Return the data below unaltered, but strip out the pictures.

━━━━━ Data

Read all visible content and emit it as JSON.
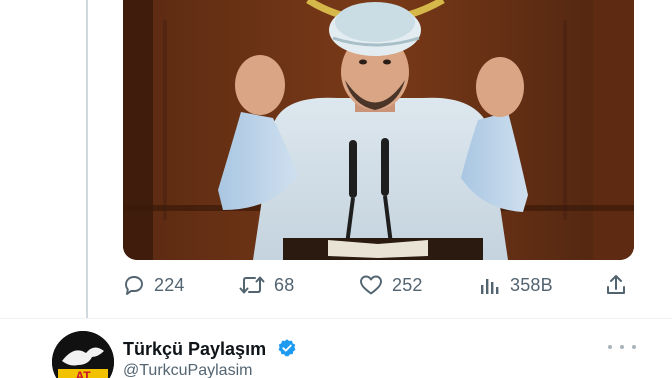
{
  "media": {
    "icon": "video-still-icon"
  },
  "actions": {
    "reply": {
      "icon": "reply-icon",
      "count": "224"
    },
    "retweet": {
      "icon": "retweet-icon",
      "count": "68"
    },
    "like": {
      "icon": "heart-icon",
      "count": "252"
    },
    "views": {
      "icon": "views-chart-icon",
      "count": "358B"
    },
    "share": {
      "icon": "share-icon"
    }
  },
  "next_tweet": {
    "author_name": "Türkçü Paylaşım",
    "handle": "@TurkcuPaylasim",
    "verified_icon": "verified-badge-icon",
    "avatar_text": "AT",
    "more_icon": "more-options-icon"
  },
  "colors": {
    "icon_gray": "#536471",
    "verified_blue": "#1d9bf0",
    "text_dark": "#0f1419"
  }
}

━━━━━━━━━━

**Result of this task**
Read all visible content and emit it as JSON.
{
  "media": {
    "icon": "video-still-icon"
  },
  "actions": {
    "reply": {
      "icon": "reply-icon",
      "count": "224"
    },
    "retweet": {
      "icon": "retweet-icon",
      "count": "68"
    },
    "like": {
      "icon": "heart-icon",
      "count": "252"
    },
    "views": {
      "icon": "views-chart-icon",
      "count": "358B"
    },
    "share": {
      "icon": "share-icon"
    }
  },
  "next_tweet": {
    "author_name": "Türkçü Paylaşım",
    "handle": "@TurkcuPaylasim",
    "verified_icon": "verified-badge-icon",
    "avatar_text": "AT",
    "more_icon": "more-options-icon"
  },
  "colors": {
    "icon_gray": "#536471",
    "verified_blue": "#1d9bf0",
    "text_dark": "#0f1419"
  }
}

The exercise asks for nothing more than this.